Glaciers are huge, slow-moving masses of ice that have formed over hundreds or thousands of years. And as the planet warms, these rivers are melting at an alarming rate, causing sea levels to rise.
The Aberystwyth University team estimates that the situation could result in the release of more than 100,000 tonnes of microbes such as bacteria into the environment over the next 80 years – a number comparable to all the cells in any human body on earth.
The microbiologist Dr. Irwin Edwards said the study clearly shows for the first time the “broad spectrum” of microorganisms that live on the surface or are trapped in glaciers on Earth.
“The number of microbes released is highly dependent on how fast the glaciers are melting and therefore how much we continue to warm the planet,” he adds.
The science team’s calculations are based on the “moderate” warming scenario as developed by the Intergovernmental Panel on Climate Change, an international group of climate experts.
This will lead to an average increase in global temperatures of 2 to 3 degrees Celsius by 2100.
dr Edwards explained that increases in microbes in rivers, lakes, fjords and seas could have “significant” impacts on water quality.

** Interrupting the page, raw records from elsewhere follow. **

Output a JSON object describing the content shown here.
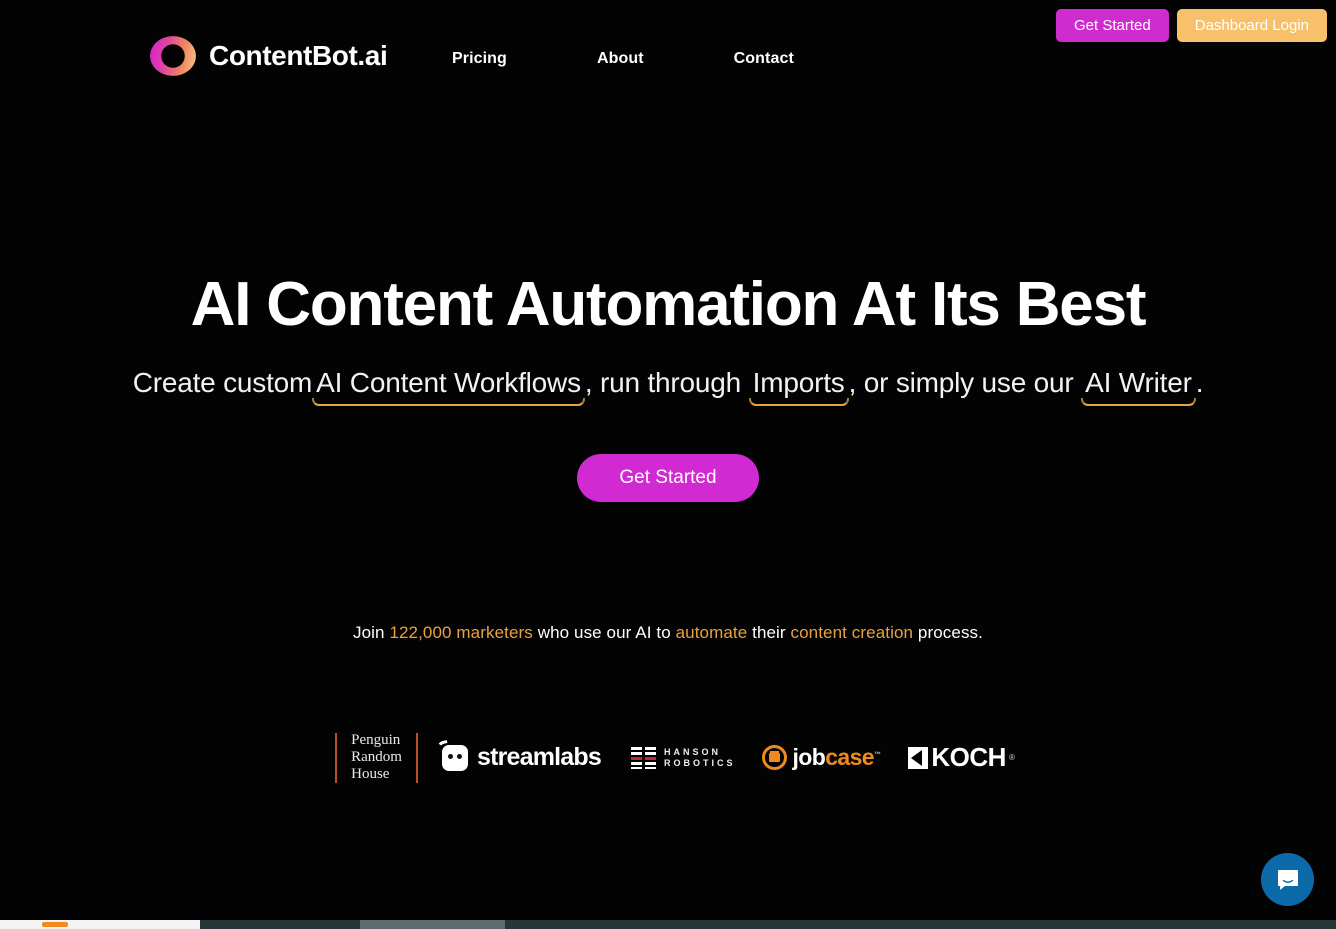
{
  "header": {
    "brand": {
      "name": "ContentBot.ai",
      "logo_icon": "gradient-ring-icon"
    },
    "nav": [
      {
        "label": "Pricing"
      },
      {
        "label": "About"
      },
      {
        "label": "Contact"
      }
    ],
    "actions": {
      "get_started": "Get Started",
      "dashboard_login": "Dashboard Login"
    }
  },
  "hero": {
    "title": "AI Content Automation At Its Best",
    "subheading": {
      "part1": "Create custom",
      "link1": "AI Content Workflows",
      "part2": ", run through ",
      "link2": "Imports",
      "part3": ", or simply use our ",
      "link3": "AI Writer",
      "part4": "."
    },
    "cta": "Get Started",
    "social_proof": {
      "prefix": "Join ",
      "count": "122,000 marketers",
      "mid1": " who use our AI to ",
      "highlight1": "automate",
      "mid2": " their ",
      "highlight2": "content creation",
      "suffix": " process."
    }
  },
  "logos": [
    {
      "name": "Penguin Random House",
      "line1": "Penguin",
      "line2": "Random",
      "line3": "House"
    },
    {
      "name": "streamlabs",
      "text": "streamlabs"
    },
    {
      "name": "Hanson Robotics",
      "line1": "HANSON",
      "line2": "ROBOTICS"
    },
    {
      "name": "jobcase",
      "part1": "job",
      "part2": "case",
      "tm": "™"
    },
    {
      "name": "Koch",
      "text": "KOCH",
      "tm": "®"
    }
  ],
  "chat": {
    "icon": "chat-bubble-icon"
  },
  "colors": {
    "background": "#030303",
    "magenta": "#d22ad2",
    "orange_btn": "#f8c06a",
    "orange_accent": "#e9a23c",
    "jobcase_orange": "#f08a1e",
    "chat_blue": "#0d6aa8"
  }
}
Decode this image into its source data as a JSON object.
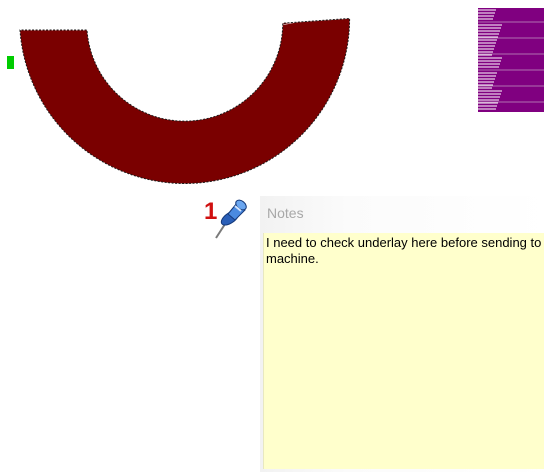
{
  "canvas": {
    "background_color": "#ffffff"
  },
  "design": {
    "arc_fill_color": "#7a0000",
    "arc_stitch_color": "#ffffff",
    "arc_outline_color": "#1a1a1a",
    "start_marker_color": "#00cc00",
    "purple_block_color": "#800080",
    "purple_stitch_color": "#ffffff"
  },
  "pin": {
    "number": "1",
    "icon": "pushpin-icon",
    "number_color": "#d01010",
    "pin_color": "#3a78d8"
  },
  "note": {
    "title": "Notes",
    "text": "I need to check underlay here before sending to machine.",
    "background_color": "#ffffcc"
  }
}
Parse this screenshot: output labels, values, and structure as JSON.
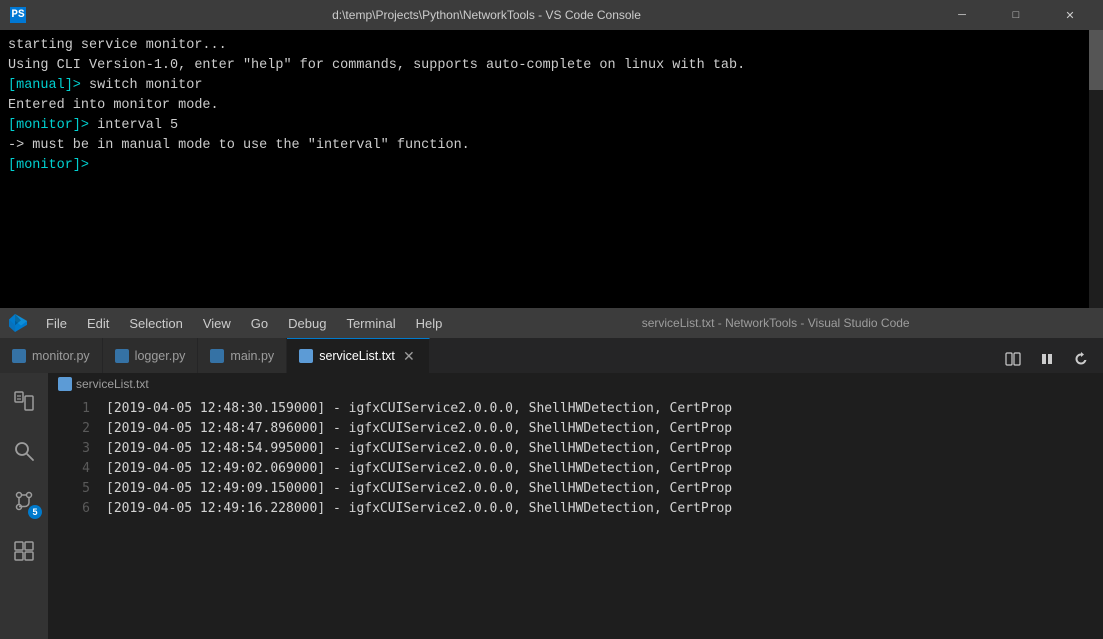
{
  "titleBar": {
    "icon": "PS",
    "title": "d:\\temp\\Projects\\Python\\NetworkTools - VS Code Console",
    "minimize": "─",
    "restore": "□",
    "close": "✕"
  },
  "terminal": {
    "lines": [
      "starting service monitor...",
      "Using CLI Version-1.0, enter \"help\" for commands, supports auto-complete on linux with tab.",
      "[manual]> switch monitor",
      "Entered into monitor mode.",
      "[monitor]> interval 5",
      "-> must be in manual mode to use the \"interval\" function.",
      "[monitor]> "
    ]
  },
  "menuBar": {
    "items": [
      "File",
      "Edit",
      "Selection",
      "View",
      "Go",
      "Debug",
      "Terminal",
      "Help"
    ],
    "centerTitle": "serviceList.txt - NetworkTools - Visual Studio Code"
  },
  "tabs": [
    {
      "id": "monitor-py",
      "label": "monitor.py",
      "iconColor": "#3572A5",
      "active": false,
      "closeable": false
    },
    {
      "id": "logger-py",
      "label": "logger.py",
      "iconColor": "#3572A5",
      "active": false,
      "closeable": false
    },
    {
      "id": "main-py",
      "label": "main.py",
      "iconColor": "#3572A5",
      "active": false,
      "closeable": false
    },
    {
      "id": "serviceList-txt",
      "label": "serviceList.txt",
      "iconColor": "#5c9bd6",
      "active": true,
      "closeable": true
    }
  ],
  "breadcrumb": {
    "filename": "serviceList.txt"
  },
  "editorLines": [
    {
      "num": 1,
      "text": "[2019-04-05 12:48:30.159000] - igfxCUIService2.0.0.0,  ShellHWDetection,  CertProp"
    },
    {
      "num": 2,
      "text": "[2019-04-05 12:48:47.896000] - igfxCUIService2.0.0.0,  ShellHWDetection,  CertProp"
    },
    {
      "num": 3,
      "text": "[2019-04-05 12:48:54.995000] - igfxCUIService2.0.0.0,  ShellHWDetection,  CertProp"
    },
    {
      "num": 4,
      "text": "[2019-04-05 12:49:02.069000] - igfxCUIService2.0.0.0,  ShellHWDetection,  CertProp"
    },
    {
      "num": 5,
      "text": "[2019-04-05 12:49:09.150000] - igfxCUIService2.0.0.0,  ShellHWDetection,  CertProp"
    },
    {
      "num": 6,
      "text": "[2019-04-05 12:49:16.228000] - igfxCUIService2.0.0.0,  ShellHWDetection,  CertProp"
    }
  ],
  "sidebar": {
    "items": [
      {
        "id": "explorer",
        "icon": "⬜",
        "iconName": "explorer-icon",
        "active": false
      },
      {
        "id": "search",
        "icon": "🔍",
        "iconName": "search-icon",
        "active": false
      },
      {
        "id": "source-control",
        "icon": "⑂",
        "iconName": "source-control-icon",
        "active": false,
        "badge": "5"
      },
      {
        "id": "extensions",
        "icon": "⊞",
        "iconName": "extensions-icon",
        "active": false
      }
    ]
  }
}
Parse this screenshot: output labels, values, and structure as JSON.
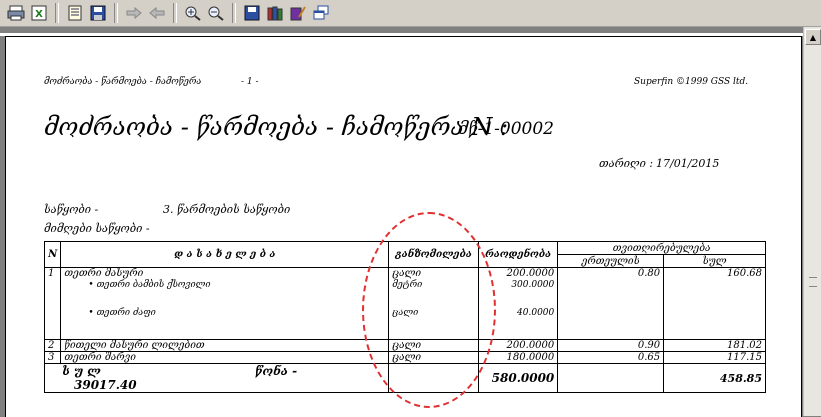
{
  "toolbar": {
    "icons": [
      "printer-icon",
      "excel-export-icon",
      "page-setup-icon",
      "save-icon",
      "forward-icon",
      "back-icon",
      "zoom-in-icon",
      "zoom-out-icon",
      "save-disk-icon",
      "books-icon",
      "book-edit-icon",
      "windows-icon"
    ]
  },
  "header": {
    "left_small": "მოძრაობა - წარმოება - ჩამოწერა",
    "page_no": "- 1 -",
    "right_small": "Superfin ©1999 GSS ltd."
  },
  "doc": {
    "title": "მოძრაობა - წარმოება - ჩამოწერა N :",
    "number": "მწ-1-00002",
    "date_label": "თარიღი :",
    "date_value": "17/01/2015",
    "warehouse_label": "საწყობი -",
    "warehouse_value": "3. წარმოების საწყობი",
    "dest_label": "მიმღები საწყობი -"
  },
  "table": {
    "headers": {
      "n": "N",
      "name": "დ ა ს ა ხ ე ლ ე ბ ა",
      "unit": "განზომილება",
      "qty": "რაოდენობა",
      "cost_group": "თვითღირებულება",
      "unit_cost": "ერთეულის",
      "total": "სულ"
    },
    "rows": [
      {
        "n": "1",
        "name": "თეთრი მასური",
        "unit": "ცალი",
        "qty": "200.0000",
        "unit_cost": "0.80",
        "total": "160.68",
        "sub": [
          {
            "name": "• თეთრი ბამბის ქსოვილი",
            "unit": "მეტრი",
            "qty": "300.0000"
          },
          {
            "name": "• თეთრი ძაფი",
            "unit": "ცალი",
            "qty": "40.0000"
          }
        ]
      },
      {
        "n": "2",
        "name": "წითელი მასური ლილებით",
        "unit": "ცალი",
        "qty": "200.0000",
        "unit_cost": "0.90",
        "total": "181.02"
      },
      {
        "n": "3",
        "name": "თეთრი შარვი",
        "unit": "ცალი",
        "qty": "180.0000",
        "unit_cost": "0.65",
        "total": "117.15"
      }
    ],
    "footer": {
      "label": "ს უ ლ",
      "weight_label": "წონა -",
      "weight_value": "39017.40",
      "qty_total": "580.0000",
      "total": "458.85"
    }
  },
  "colors": {
    "annotation": "#e03030",
    "toolbar_bg": "#d4d0c8"
  }
}
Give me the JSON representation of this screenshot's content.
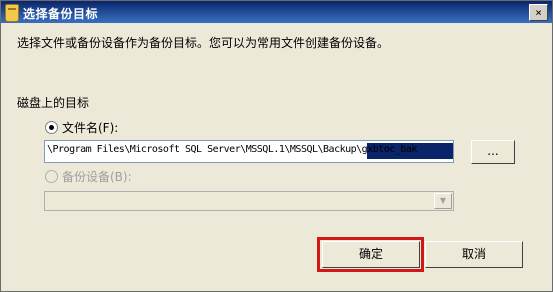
{
  "title": "选择备份目标",
  "close_glyph": "×",
  "instruction": "选择文件或备份设备作为备份目标。您可以为常用文件创建备份设备。",
  "section_label": "磁盘上的目标",
  "radio_file": {
    "label": "文件名(F):",
    "checked": true
  },
  "path_field": {
    "value": "\\Program Files\\Microsoft SQL Server\\MSSQL.1\\MSSQL\\Backup\\gxbtoc_bak"
  },
  "browse_button": "...",
  "radio_device": {
    "label": "备份设备(B):",
    "checked": false,
    "disabled": true
  },
  "device_select": {
    "value": ""
  },
  "ok_button": "确定",
  "cancel_button": "取消",
  "colors": {
    "title_bar": "#0a246a",
    "highlight_border": "#d01818",
    "selection": "#0a246a"
  }
}
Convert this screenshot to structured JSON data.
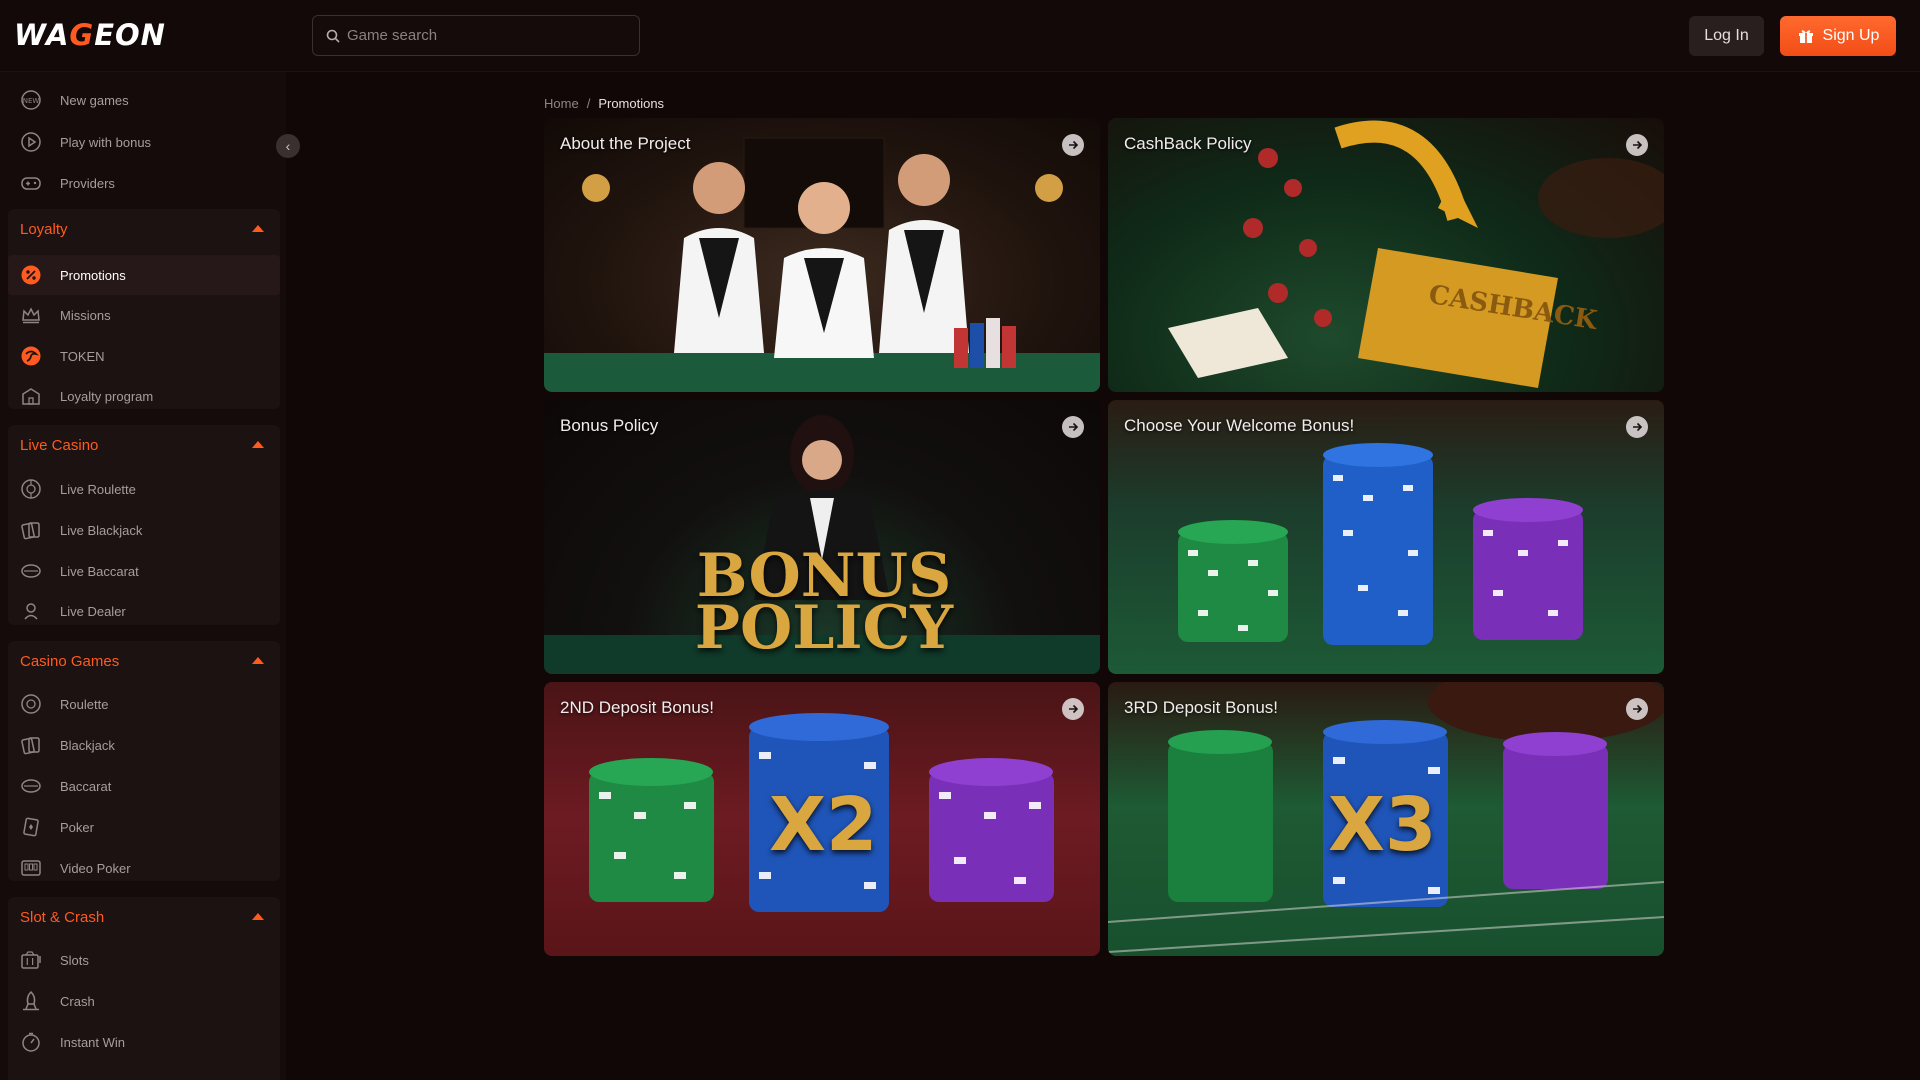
{
  "header": {
    "logo_text_pre": "WA",
    "logo_text_g": "G",
    "logo_text_post": "EON",
    "search_placeholder": "Game search",
    "login_label": "Log In",
    "signup_label": "Sign Up"
  },
  "sidebar": {
    "top_items": [
      {
        "label": "New games",
        "icon": "new-icon"
      },
      {
        "label": "Play with bonus",
        "icon": "play-icon"
      },
      {
        "label": "Providers",
        "icon": "gamepad-icon"
      }
    ],
    "groups": [
      {
        "title": "Loyalty",
        "items": [
          {
            "label": "Promotions",
            "icon": "promotions-icon"
          },
          {
            "label": "Missions",
            "icon": "crown-icon"
          },
          {
            "label": "TOKEN",
            "icon": "token-icon"
          },
          {
            "label": "Loyalty program",
            "icon": "building-icon"
          }
        ]
      },
      {
        "title": "Live Casino",
        "items": [
          {
            "label": "Live Roulette",
            "icon": "roulette-icon"
          },
          {
            "label": "Live Blackjack",
            "icon": "cards-icon"
          },
          {
            "label": "Live Baccarat",
            "icon": "baccarat-icon"
          },
          {
            "label": "Live Dealer",
            "icon": "dealer-icon"
          }
        ]
      },
      {
        "title": "Casino Games",
        "items": [
          {
            "label": "Roulette",
            "icon": "roulette-icon"
          },
          {
            "label": "Blackjack",
            "icon": "cards-icon"
          },
          {
            "label": "Baccarat",
            "icon": "baccarat-icon"
          },
          {
            "label": "Poker",
            "icon": "poker-icon"
          },
          {
            "label": "Video Poker",
            "icon": "video-poker-icon"
          }
        ]
      },
      {
        "title": "Slot & Crash",
        "items": [
          {
            "label": "Slots",
            "icon": "slots-icon"
          },
          {
            "label": "Crash",
            "icon": "crash-icon"
          },
          {
            "label": "Instant Win",
            "icon": "stopwatch-icon"
          }
        ]
      }
    ]
  },
  "breadcrumb": {
    "home": "Home",
    "separator": "/",
    "current": "Promotions"
  },
  "promotions": [
    {
      "title": "About the Project"
    },
    {
      "title": "CashBack Policy",
      "badge": "CASHBACK"
    },
    {
      "title": "Bonus Policy",
      "line1": "BONUS",
      "line2": "POLICY"
    },
    {
      "title": "Choose Your Welcome Bonus!"
    },
    {
      "title": "2ND Deposit Bonus!",
      "badge": "X2"
    },
    {
      "title": "3RD Deposit Bonus!",
      "badge": "X3"
    }
  ],
  "colors": {
    "accent": "#ff5a1f",
    "background": "#120707",
    "sidebar": "#160b0b"
  }
}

But this was followed by the extinction of the microbial beak in the decades that followed, as glaciers disappeared entirely.
“Globally, 200,000 watersheds are fed by glacial meltwater, some of which are very sensitive environments that have not evolved well in terms of organic carbon and nutrients,” he said.
“There is a lot of economic activity in other countries and billions of people who depend for their livelihoods on the water that ultimately comes from these glaciers.”
“We think of glaciers as a vast reservoir of frozen water, but the key lesson from this research is that they are also ecosystems in their own right.”
He claimed that thousands of different microorganisms grow or are stored in glaciers, some of which may be harmful to humans.
“The risk is probably very small, but it requires careful assessment.”
The glaciologist Dr. Tristram Irvine-Vein said more research is needed and that “Projections of peak glacial water levels over the world’s mountains over the coming decades mean we need to improve our understanding of the state and fate of (these) ecosystems.”
“With a better understanding of this image, we can better predict the effects of climate change on ice surfaces and the biochemistry of watersheds.”
The findings, by scientists from Aberystwyth University, have been published in several scientific journals, including Nature.